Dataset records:

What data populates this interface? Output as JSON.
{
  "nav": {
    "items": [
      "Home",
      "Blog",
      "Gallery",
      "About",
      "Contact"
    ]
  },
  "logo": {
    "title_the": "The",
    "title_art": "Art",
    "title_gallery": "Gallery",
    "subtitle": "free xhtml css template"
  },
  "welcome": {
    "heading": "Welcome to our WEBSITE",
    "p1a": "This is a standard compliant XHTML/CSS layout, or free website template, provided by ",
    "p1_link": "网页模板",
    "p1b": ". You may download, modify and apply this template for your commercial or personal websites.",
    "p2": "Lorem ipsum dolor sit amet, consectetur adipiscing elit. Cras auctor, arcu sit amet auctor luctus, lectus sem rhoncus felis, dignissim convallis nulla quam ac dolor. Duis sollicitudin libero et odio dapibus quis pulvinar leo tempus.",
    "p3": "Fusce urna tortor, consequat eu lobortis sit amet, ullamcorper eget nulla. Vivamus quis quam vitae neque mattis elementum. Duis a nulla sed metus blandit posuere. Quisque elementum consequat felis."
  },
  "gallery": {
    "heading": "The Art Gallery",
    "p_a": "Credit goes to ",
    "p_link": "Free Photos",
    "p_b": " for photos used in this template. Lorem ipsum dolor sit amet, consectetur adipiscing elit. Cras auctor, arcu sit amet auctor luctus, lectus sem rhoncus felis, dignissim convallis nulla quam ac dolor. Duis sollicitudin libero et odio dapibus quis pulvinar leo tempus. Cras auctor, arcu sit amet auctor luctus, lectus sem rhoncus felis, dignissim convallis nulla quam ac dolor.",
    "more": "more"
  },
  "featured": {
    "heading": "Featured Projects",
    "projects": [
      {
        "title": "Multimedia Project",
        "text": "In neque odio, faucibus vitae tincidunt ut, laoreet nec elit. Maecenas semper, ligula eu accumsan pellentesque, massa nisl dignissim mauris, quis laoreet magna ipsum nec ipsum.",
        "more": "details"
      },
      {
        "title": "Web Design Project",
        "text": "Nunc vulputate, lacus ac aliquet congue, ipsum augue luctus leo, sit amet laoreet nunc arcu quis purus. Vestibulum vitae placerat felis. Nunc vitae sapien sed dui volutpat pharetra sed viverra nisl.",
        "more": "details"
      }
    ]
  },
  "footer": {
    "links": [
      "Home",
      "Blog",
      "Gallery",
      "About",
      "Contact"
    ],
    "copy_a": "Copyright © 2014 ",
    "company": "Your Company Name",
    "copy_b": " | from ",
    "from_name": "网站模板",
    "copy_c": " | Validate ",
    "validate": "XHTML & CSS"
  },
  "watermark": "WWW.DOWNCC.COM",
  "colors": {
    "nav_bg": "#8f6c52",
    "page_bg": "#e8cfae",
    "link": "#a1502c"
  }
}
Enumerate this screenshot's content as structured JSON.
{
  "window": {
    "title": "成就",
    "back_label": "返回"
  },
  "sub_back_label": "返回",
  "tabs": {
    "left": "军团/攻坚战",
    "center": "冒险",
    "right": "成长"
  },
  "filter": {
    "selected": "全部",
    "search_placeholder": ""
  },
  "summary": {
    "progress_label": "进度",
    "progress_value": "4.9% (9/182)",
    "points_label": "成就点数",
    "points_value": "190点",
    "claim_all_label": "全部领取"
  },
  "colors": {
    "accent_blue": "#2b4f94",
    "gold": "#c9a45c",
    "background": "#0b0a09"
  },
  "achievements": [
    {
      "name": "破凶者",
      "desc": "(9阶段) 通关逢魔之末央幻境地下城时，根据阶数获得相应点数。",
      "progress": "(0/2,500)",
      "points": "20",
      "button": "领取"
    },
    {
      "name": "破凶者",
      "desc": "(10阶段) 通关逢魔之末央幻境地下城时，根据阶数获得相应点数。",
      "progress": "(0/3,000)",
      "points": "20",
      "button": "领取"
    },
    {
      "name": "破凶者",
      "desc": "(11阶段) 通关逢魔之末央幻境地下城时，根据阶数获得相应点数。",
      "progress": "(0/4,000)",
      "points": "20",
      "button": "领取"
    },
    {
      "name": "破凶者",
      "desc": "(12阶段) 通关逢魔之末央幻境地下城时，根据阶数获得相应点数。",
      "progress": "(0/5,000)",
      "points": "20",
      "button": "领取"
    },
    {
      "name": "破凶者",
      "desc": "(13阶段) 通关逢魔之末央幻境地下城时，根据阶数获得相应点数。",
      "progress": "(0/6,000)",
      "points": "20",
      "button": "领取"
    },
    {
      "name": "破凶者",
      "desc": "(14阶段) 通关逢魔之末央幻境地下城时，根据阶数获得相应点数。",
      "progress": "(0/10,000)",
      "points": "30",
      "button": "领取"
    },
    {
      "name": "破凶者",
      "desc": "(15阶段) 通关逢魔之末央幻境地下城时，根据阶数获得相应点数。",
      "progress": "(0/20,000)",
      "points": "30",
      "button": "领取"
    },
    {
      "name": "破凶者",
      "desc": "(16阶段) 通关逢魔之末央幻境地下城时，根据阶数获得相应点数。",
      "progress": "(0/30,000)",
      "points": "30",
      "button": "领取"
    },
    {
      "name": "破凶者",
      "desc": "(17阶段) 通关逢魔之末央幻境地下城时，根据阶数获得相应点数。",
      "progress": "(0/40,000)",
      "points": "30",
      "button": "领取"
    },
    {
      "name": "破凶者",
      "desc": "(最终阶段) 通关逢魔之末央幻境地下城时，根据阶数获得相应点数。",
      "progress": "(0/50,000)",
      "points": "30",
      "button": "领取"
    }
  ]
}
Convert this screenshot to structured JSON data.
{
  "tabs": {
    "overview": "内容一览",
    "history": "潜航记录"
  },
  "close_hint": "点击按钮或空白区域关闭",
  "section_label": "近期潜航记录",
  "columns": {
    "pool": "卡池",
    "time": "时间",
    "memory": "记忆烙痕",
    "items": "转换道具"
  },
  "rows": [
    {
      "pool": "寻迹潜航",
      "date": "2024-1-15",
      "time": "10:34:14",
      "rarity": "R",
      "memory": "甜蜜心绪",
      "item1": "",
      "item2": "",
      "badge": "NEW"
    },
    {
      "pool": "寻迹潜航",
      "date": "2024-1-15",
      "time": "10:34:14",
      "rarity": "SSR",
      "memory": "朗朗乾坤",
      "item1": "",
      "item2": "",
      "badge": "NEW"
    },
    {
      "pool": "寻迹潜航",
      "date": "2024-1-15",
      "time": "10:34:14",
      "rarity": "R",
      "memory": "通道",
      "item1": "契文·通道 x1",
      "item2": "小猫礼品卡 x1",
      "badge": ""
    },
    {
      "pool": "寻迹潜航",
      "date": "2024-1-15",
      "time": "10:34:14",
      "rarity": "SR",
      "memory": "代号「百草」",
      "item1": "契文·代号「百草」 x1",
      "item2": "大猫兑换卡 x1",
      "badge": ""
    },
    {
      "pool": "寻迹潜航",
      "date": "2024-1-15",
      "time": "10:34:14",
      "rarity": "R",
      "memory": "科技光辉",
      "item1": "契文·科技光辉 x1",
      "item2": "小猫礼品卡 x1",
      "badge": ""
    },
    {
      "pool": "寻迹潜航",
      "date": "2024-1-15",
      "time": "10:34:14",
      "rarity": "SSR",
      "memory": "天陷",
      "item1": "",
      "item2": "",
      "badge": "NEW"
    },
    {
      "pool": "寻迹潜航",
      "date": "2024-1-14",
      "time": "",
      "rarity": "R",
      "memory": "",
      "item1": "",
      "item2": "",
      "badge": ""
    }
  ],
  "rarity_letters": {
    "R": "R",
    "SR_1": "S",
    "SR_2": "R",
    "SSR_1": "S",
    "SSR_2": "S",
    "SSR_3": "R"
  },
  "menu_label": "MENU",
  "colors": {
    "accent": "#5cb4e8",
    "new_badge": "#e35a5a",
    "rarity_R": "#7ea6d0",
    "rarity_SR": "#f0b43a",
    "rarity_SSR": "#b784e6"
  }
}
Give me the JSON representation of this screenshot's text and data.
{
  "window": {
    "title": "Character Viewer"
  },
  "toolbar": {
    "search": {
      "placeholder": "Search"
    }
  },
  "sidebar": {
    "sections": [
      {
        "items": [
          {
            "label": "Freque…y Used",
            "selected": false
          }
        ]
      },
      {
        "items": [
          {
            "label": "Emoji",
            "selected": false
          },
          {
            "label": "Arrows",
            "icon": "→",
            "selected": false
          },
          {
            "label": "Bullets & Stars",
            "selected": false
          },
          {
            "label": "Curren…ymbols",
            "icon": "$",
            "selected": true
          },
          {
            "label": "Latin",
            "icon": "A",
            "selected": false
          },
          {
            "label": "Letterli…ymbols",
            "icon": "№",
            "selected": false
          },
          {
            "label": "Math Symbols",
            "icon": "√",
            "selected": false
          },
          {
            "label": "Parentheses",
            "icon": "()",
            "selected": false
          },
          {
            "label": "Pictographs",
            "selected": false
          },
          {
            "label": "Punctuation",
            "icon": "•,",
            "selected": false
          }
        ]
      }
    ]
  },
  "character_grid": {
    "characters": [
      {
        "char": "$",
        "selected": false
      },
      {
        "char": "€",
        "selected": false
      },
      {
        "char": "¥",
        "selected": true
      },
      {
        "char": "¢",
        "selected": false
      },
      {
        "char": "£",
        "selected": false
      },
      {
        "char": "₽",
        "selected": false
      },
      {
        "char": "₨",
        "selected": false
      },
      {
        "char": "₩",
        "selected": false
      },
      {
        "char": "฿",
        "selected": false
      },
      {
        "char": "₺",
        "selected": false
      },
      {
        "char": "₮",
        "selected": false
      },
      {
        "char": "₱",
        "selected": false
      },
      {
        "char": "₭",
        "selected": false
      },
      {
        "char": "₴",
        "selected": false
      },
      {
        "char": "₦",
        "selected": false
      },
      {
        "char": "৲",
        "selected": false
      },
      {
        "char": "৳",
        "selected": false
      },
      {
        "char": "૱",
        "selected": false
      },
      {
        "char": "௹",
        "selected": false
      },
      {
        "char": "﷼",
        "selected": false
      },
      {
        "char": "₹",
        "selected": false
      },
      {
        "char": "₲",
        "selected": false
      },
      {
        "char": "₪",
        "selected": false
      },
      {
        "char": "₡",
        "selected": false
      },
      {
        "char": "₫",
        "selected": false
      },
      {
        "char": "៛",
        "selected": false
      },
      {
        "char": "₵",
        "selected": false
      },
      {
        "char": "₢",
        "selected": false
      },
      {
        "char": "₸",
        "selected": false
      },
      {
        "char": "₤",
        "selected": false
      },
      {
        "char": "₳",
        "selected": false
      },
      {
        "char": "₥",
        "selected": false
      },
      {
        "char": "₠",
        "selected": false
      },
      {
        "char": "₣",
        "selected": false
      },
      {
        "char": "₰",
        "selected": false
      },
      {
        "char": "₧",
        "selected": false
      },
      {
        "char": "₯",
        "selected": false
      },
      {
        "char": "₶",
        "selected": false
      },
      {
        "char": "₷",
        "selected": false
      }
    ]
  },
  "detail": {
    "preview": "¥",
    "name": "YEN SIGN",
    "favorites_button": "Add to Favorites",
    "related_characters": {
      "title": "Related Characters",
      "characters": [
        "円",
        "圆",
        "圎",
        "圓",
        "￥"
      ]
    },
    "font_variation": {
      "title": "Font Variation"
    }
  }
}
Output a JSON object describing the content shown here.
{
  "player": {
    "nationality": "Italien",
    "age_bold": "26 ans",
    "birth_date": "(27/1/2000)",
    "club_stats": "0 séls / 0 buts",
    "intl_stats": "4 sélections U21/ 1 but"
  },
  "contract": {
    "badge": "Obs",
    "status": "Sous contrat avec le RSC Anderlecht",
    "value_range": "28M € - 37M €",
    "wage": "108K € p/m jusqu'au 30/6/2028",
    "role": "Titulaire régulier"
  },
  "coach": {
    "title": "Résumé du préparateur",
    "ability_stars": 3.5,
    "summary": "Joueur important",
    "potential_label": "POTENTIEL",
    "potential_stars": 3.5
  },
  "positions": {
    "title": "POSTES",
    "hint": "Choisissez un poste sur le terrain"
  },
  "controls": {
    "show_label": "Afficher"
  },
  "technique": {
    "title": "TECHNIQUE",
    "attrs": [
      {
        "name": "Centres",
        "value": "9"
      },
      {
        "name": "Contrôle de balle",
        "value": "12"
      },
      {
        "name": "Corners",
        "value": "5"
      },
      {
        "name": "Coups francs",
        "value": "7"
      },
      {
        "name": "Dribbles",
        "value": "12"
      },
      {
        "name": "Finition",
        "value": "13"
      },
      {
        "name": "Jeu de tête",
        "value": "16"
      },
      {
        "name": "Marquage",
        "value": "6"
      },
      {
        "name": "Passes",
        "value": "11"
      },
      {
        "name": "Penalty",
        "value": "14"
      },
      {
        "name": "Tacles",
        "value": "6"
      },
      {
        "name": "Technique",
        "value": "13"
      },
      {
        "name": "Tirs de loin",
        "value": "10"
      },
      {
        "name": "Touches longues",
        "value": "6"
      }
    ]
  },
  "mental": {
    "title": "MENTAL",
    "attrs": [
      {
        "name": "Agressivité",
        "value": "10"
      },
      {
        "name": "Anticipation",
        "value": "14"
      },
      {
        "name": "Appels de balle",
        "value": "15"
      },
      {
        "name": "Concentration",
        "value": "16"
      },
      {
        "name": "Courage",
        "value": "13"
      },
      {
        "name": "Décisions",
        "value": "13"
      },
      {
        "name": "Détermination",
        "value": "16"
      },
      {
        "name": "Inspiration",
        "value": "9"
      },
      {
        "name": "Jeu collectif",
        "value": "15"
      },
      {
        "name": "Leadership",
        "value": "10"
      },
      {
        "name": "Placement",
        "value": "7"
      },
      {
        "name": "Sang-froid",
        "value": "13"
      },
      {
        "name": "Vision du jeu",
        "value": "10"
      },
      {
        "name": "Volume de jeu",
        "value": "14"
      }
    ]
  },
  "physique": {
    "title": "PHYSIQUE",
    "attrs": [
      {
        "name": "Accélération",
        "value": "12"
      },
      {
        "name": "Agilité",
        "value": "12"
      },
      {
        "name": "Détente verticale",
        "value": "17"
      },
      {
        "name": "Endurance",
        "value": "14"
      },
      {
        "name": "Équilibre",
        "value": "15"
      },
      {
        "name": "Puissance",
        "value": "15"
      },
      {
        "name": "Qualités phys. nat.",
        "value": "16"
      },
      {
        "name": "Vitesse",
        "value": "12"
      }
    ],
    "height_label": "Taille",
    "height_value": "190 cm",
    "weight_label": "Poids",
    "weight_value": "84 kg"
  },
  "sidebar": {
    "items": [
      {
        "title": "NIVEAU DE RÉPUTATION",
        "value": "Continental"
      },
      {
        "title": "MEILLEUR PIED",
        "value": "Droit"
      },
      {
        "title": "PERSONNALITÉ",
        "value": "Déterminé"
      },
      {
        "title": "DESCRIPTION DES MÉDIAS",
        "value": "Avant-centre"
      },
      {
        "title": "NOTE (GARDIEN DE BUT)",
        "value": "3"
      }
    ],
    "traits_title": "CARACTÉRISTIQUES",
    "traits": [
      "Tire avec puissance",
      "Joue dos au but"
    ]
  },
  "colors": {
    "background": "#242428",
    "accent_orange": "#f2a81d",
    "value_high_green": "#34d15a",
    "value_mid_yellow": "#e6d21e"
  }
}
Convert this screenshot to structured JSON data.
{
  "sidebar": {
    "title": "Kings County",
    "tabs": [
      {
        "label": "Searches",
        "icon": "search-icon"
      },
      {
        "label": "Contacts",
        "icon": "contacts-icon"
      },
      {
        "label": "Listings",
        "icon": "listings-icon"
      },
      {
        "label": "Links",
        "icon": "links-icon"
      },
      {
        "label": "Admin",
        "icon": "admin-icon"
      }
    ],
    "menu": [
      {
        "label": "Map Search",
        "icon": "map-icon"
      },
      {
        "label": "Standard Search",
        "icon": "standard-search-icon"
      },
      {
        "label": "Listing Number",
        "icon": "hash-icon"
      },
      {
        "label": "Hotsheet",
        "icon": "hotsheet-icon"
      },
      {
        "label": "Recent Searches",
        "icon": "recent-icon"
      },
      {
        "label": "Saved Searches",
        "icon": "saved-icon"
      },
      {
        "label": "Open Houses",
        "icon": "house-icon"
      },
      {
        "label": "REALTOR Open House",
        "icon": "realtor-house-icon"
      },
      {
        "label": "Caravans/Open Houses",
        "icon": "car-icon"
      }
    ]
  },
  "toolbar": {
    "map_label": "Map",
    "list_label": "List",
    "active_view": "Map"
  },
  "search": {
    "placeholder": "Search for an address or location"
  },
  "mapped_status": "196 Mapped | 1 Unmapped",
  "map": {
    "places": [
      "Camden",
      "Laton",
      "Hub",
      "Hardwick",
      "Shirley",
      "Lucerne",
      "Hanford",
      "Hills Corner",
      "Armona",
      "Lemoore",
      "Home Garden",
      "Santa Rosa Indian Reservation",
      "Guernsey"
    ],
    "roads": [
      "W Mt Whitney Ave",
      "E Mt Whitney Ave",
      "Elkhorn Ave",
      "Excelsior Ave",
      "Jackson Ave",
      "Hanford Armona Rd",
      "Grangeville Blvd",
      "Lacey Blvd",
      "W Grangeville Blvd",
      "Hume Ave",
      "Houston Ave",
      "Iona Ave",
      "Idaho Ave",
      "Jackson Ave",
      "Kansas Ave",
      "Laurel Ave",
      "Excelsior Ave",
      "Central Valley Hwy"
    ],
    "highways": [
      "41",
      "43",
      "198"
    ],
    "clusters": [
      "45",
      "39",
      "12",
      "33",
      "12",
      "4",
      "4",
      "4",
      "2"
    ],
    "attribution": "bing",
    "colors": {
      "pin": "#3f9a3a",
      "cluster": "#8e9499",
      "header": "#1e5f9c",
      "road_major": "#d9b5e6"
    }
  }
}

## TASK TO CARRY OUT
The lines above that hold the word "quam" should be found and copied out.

## SOLUTION TO THIS PROBLEM
    "p2": "Lorem ipsum dolor sit amet, consectetur adipiscing elit. Cras auctor, arcu sit amet auctor luctus, lectus sem rhoncus felis, dignissim convallis nulla quam ac dolor. Duis sollicitudin libero et odio dapibus quis pulvinar leo tempus.",
    "p3": "Fusce urna tortor, consequat eu lobortis sit amet, ullamcorper eget nulla. Vivamus quis quam vitae neque mattis elementum. Duis a nulla sed metus blandit posuere. Quisque elementum consequat felis."
    "p_b": " for photos used in this template. Lorem ipsum dolor sit amet, consectetur adipiscing elit. Cras auctor, arcu sit amet auctor luctus, lectus sem rhoncus felis, dignissim convallis nulla quam ac dolor. Duis sollicitudin libero et odio dapibus quis pulvinar leo tempus. Cras auctor, arcu sit amet auctor luctus, lectus sem rhoncus felis, dignissim convallis nulla quam ac dolor.",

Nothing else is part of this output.